I like number 9 the best:

I would add a "truth" that if you have seen or studied one COIN campaign you have seen or studied one COIN campaign. (emphasis on one because no two are alike)

But I also think it is somewhat counter-productive to throw stones.  I think there is important analysis in this but it will raise the hackles of some for sure.  To me we spend far too much time arguing about whether my theory or your theory is better or my campaign or experience is better than your campaign or experience when we should be respect all theories and experience, study and analyze them in detail and the study the situation in which we find ourselves - and then seek to find the proper balance and coherency among the various ends, ways, and means (including risk and opportunity analysis) to ensure we are properly and effectively supporting the political policy set forth by our leadership.  All the while keeping in mind myth #9 above (the truth being there is no archetypal COIN Campaign).

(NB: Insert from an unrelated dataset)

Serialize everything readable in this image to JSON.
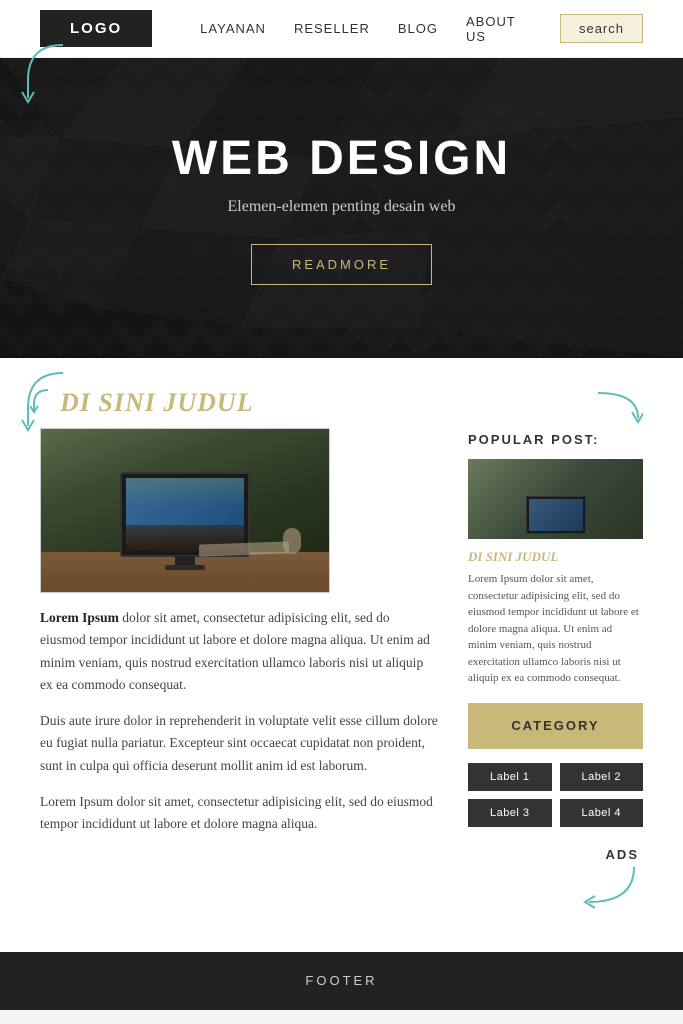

Red Rat

Fri, 10/28/2011 - 11:38am

I found 'Puncturing the Counter-Insurgency Myth', albeit good in parts, a disappointing read.

While I have no issues in acknowledging the recent or historical failings in British military performance the good points in this article were obscured by the inconsistencies and inaccuracies. At times it read like a diatribe. There is more detailed comment and analysis on Small Wars Council.